This website uses cookies for anonymised analytics and for account authentication. See our privacy and cookies policies for more information.

The voice of Scotland’s vibrant voluntary sector

Published by Scottish Council for Voluntary Organisations

TFN is published by the Scottish Council for Voluntary Organisations, Mansfield Traquair Centre, 15 Mansfield Place, Edinburgh, EH3 6BB. The Scottish Council for Voluntary Organisations (SCVO) is a Scottish Charitable Incorporated Organisation. Registration number SC003558.

Our wellbeing economy is waiting in the wings and social enterprise is the engine to turn rhetoric into reality

This opinion piece is over 1 year old

Sean Duffy discusses the concept of the wellbeing economy, and how social enterprises can support the recovery from Covid-19

Society and business are a reflection of each other. It’s time to “grow forward”. Time to appreciate, value and embed the concept of the “wellbeing economy” within our national recovery plans.

If the pandemic and economic woes of the past have taught us anything it is that society and business are a reflection of each other. With an economic scale of around £2 billion, social enterprise and its role in the recovery needs to be understood. Through growing Scotland’s social capital, we do what we do with purpose at the heart whilst delivering economic benefit.

The heavy lifting needed to really deliver Scotland’s recovery calls for a change in people’s lives and a change in how communities exist. Preventative spend and fair work principles that project respect, opportunity, fulfilment, security, voice and importantly, individual difference are vital components of community equity and social growth. When people feel valued, included, and can contribute, social capital increases and communities thrive. 

Enter our much sought-after wellbeing economy. If we don’t recognise now that it’s time to turn the wellbeing economy rhetoric into a reality – then when?

Social enterprise through, ethics, values and emotional intelligence can bring about a revolutionary repositioning of the societal components that truly underpin Scotland's recovery. We represent provide the systems change leadership our wellbeing economy needs. Offering a route into communities we enable whole groups, often those most marginalised, to become agents of their own change. We navigate the complex arrangements of institutions of power in rapidly changing environments.
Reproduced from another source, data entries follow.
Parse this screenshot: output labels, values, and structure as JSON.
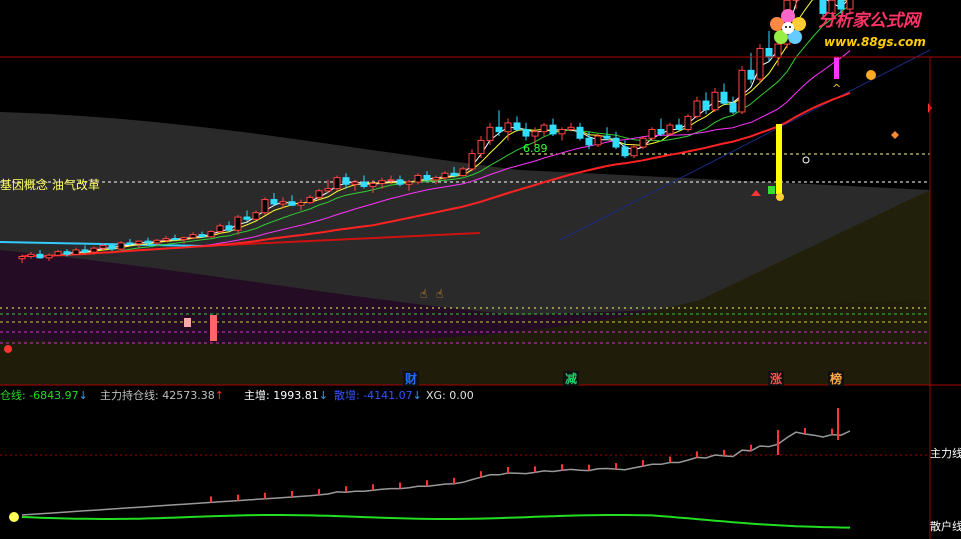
{
  "logo": {
    "name": "分析家公式网",
    "url": "www.88gs.com"
  },
  "chart_data": {
    "type": "candlestick",
    "price_label": "6.89",
    "concept_text": "基因概念 油气改革",
    "badges": [
      {
        "text": "财",
        "color": "#1e6bff"
      },
      {
        "text": "减",
        "color": "#22cc66"
      },
      {
        "text": "涨",
        "color": "#ff5050"
      },
      {
        "text": "榜",
        "color": "#ffaa44"
      }
    ],
    "indicators": [
      {
        "label": "仓线:",
        "value": "-6843.97",
        "arrow": "↓",
        "color": "#22dd22",
        "arrow_color": "#2aa0ff"
      },
      {
        "label": "主力持仓线:",
        "value": "42573.38",
        "arrow": "↑",
        "color": "#c0c0c0",
        "arrow_color": "#ff3030"
      },
      {
        "label": "主增:",
        "value": "1993.81",
        "arrow": "↓",
        "color": "#ffffff",
        "arrow_color": "#2aa0ff"
      },
      {
        "label": "散增:",
        "value": "-4141.07",
        "arrow": "↓",
        "color": "#3355ff",
        "arrow_color": "#2aa0ff"
      },
      {
        "label": "XG:",
        "value": "0.00",
        "arrow": "",
        "color": "#e0e0e0",
        "arrow_color": "#e0e0e0"
      }
    ],
    "lower_labels": [
      "主力线",
      "散户线"
    ],
    "candles": [
      [
        3.5,
        3.6,
        3.4,
        3.55
      ],
      [
        3.55,
        3.65,
        3.5,
        3.6
      ],
      [
        3.6,
        3.7,
        3.5,
        3.52
      ],
      [
        3.52,
        3.62,
        3.45,
        3.58
      ],
      [
        3.58,
        3.7,
        3.55,
        3.66
      ],
      [
        3.66,
        3.72,
        3.55,
        3.6
      ],
      [
        3.6,
        3.75,
        3.58,
        3.7
      ],
      [
        3.7,
        3.8,
        3.62,
        3.65
      ],
      [
        3.65,
        3.78,
        3.6,
        3.74
      ],
      [
        3.74,
        3.85,
        3.7,
        3.8
      ],
      [
        3.8,
        3.85,
        3.68,
        3.72
      ],
      [
        3.72,
        3.9,
        3.7,
        3.86
      ],
      [
        3.86,
        3.95,
        3.8,
        3.84
      ],
      [
        3.84,
        3.92,
        3.75,
        3.9
      ],
      [
        3.9,
        3.98,
        3.82,
        3.86
      ],
      [
        3.86,
        3.95,
        3.8,
        3.92
      ],
      [
        3.92,
        4.02,
        3.88,
        3.96
      ],
      [
        3.96,
        4.05,
        3.9,
        3.94
      ],
      [
        3.94,
        4.0,
        3.85,
        3.98
      ],
      [
        3.98,
        4.1,
        3.95,
        4.05
      ],
      [
        4.05,
        4.12,
        3.98,
        4.0
      ],
      [
        4.0,
        4.15,
        3.98,
        4.12
      ],
      [
        4.12,
        4.3,
        4.08,
        4.25
      ],
      [
        4.25,
        4.35,
        4.1,
        4.15
      ],
      [
        4.15,
        4.5,
        4.05,
        4.45
      ],
      [
        4.45,
        4.6,
        4.35,
        4.4
      ],
      [
        4.4,
        4.6,
        4.38,
        4.55
      ],
      [
        4.55,
        4.9,
        4.5,
        4.85
      ],
      [
        4.85,
        5.0,
        4.7,
        4.75
      ],
      [
        4.75,
        4.9,
        4.65,
        4.8
      ],
      [
        4.8,
        4.95,
        4.7,
        4.72
      ],
      [
        4.72,
        4.85,
        4.6,
        4.78
      ],
      [
        4.78,
        4.95,
        4.75,
        4.9
      ],
      [
        4.9,
        5.1,
        4.85,
        5.05
      ],
      [
        5.05,
        5.3,
        5.0,
        5.1
      ],
      [
        5.1,
        5.4,
        5.05,
        5.35
      ],
      [
        5.35,
        5.45,
        5.1,
        5.2
      ],
      [
        5.2,
        5.3,
        5.05,
        5.25
      ],
      [
        5.25,
        5.4,
        5.1,
        5.15
      ],
      [
        5.15,
        5.3,
        5.0,
        5.22
      ],
      [
        5.22,
        5.35,
        5.1,
        5.28
      ],
      [
        5.28,
        5.4,
        5.2,
        5.3
      ],
      [
        5.3,
        5.4,
        5.15,
        5.2
      ],
      [
        5.2,
        5.3,
        5.05,
        5.25
      ],
      [
        5.25,
        5.45,
        5.2,
        5.4
      ],
      [
        5.4,
        5.5,
        5.25,
        5.3
      ],
      [
        5.3,
        5.4,
        5.2,
        5.35
      ],
      [
        5.35,
        5.5,
        5.3,
        5.45
      ],
      [
        5.45,
        5.6,
        5.35,
        5.4
      ],
      [
        5.4,
        5.6,
        5.38,
        5.55
      ],
      [
        5.55,
        6.0,
        5.5,
        5.9
      ],
      [
        5.9,
        6.3,
        5.8,
        6.2
      ],
      [
        6.2,
        6.6,
        6.1,
        6.5
      ],
      [
        6.5,
        6.89,
        6.3,
        6.4
      ],
      [
        6.4,
        6.7,
        6.2,
        6.6
      ],
      [
        6.6,
        6.75,
        6.4,
        6.45
      ],
      [
        6.45,
        6.6,
        6.2,
        6.3
      ],
      [
        6.3,
        6.5,
        6.1,
        6.4
      ],
      [
        6.4,
        6.6,
        6.3,
        6.55
      ],
      [
        6.55,
        6.7,
        6.3,
        6.35
      ],
      [
        6.35,
        6.5,
        6.2,
        6.45
      ],
      [
        6.45,
        6.6,
        6.4,
        6.5
      ],
      [
        6.5,
        6.6,
        6.2,
        6.25
      ],
      [
        6.25,
        6.4,
        6.0,
        6.1
      ],
      [
        6.1,
        6.35,
        6.05,
        6.3
      ],
      [
        6.3,
        6.5,
        6.2,
        6.25
      ],
      [
        6.25,
        6.4,
        6.0,
        6.05
      ],
      [
        6.05,
        6.2,
        5.8,
        5.85
      ],
      [
        5.85,
        6.1,
        5.8,
        6.05
      ],
      [
        6.05,
        6.3,
        6.0,
        6.25
      ],
      [
        6.25,
        6.5,
        6.2,
        6.45
      ],
      [
        6.45,
        6.7,
        6.3,
        6.35
      ],
      [
        6.35,
        6.6,
        6.3,
        6.55
      ],
      [
        6.55,
        6.7,
        6.4,
        6.45
      ],
      [
        6.45,
        6.8,
        6.4,
        6.75
      ],
      [
        6.75,
        7.2,
        6.7,
        7.1
      ],
      [
        7.1,
        7.3,
        6.8,
        6.9
      ],
      [
        6.9,
        7.4,
        6.85,
        7.3
      ],
      [
        7.3,
        7.5,
        7.0,
        7.05
      ],
      [
        7.05,
        7.2,
        6.8,
        6.85
      ],
      [
        6.85,
        7.9,
        6.8,
        7.8
      ],
      [
        7.8,
        8.2,
        7.5,
        7.6
      ],
      [
        7.6,
        8.4,
        7.5,
        8.3
      ],
      [
        8.3,
        8.7,
        8.0,
        8.1
      ],
      [
        8.1,
        8.5,
        7.9,
        8.4
      ],
      [
        8.4,
        9.5,
        8.3,
        9.4
      ],
      [
        9.4,
        10.4,
        9.2,
        10.2
      ],
      [
        10.2,
        10.5,
        9.6,
        9.8
      ],
      [
        9.8,
        10.2,
        9.4,
        9.5
      ],
      [
        9.5,
        9.9,
        9.0,
        9.1
      ],
      [
        9.1,
        9.6,
        8.8,
        9.4
      ],
      [
        9.4,
        9.8,
        9.1,
        9.2
      ],
      [
        9.2,
        9.9,
        9.1,
        9.8
      ]
    ]
  }
}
In doing so, we can shift the rigid structures that entrench inequality away from rhetoric and towards a wellbeing economy.

As we seek to rise to economic and civic challenges of monumental proportions, our focus must be on a new approach with three significant opportunities at the core. 

First, we need to truly champion and tackle current poor performance on addressing inequality and the creation and adoption of the concept of a wellbeing economy. Social enterprise is the vehicle to move this objective beyond rhetoric to reality.

Second, let’s consider social enterprise and its principles as a nationally recognised and understood viable, entrepreneurial business model and career path.

Third, power the economic recovery of Scotland and its communities through inclusive and sustainable enterprise principles. Scotland’s untapped opportunity is to put social enterprise principles at the heart of our recovery to truly own a worldclass wellbeing economy.

In the early days of the Covid-19 pandemic many of the heritage obstacles to service provision across society evaporated overnight due to necessity. We scaled hurdles to do what we needed to do. We need to recognise the ingenuity of social enterprise and its principles as a viable, agile, entrepreneurial business model and career path as traditional support programmes alone will not solve our jobless crisis or lead our recovery. Let’s not “build back” to the institutional behaviours we have come from. It’s time to grow forward into the wellbeing economy.

It is incumbent on us all to make sure the rising tide lifts all boats.

You can read the Wise Group's manifesto here.



Be the first to comment.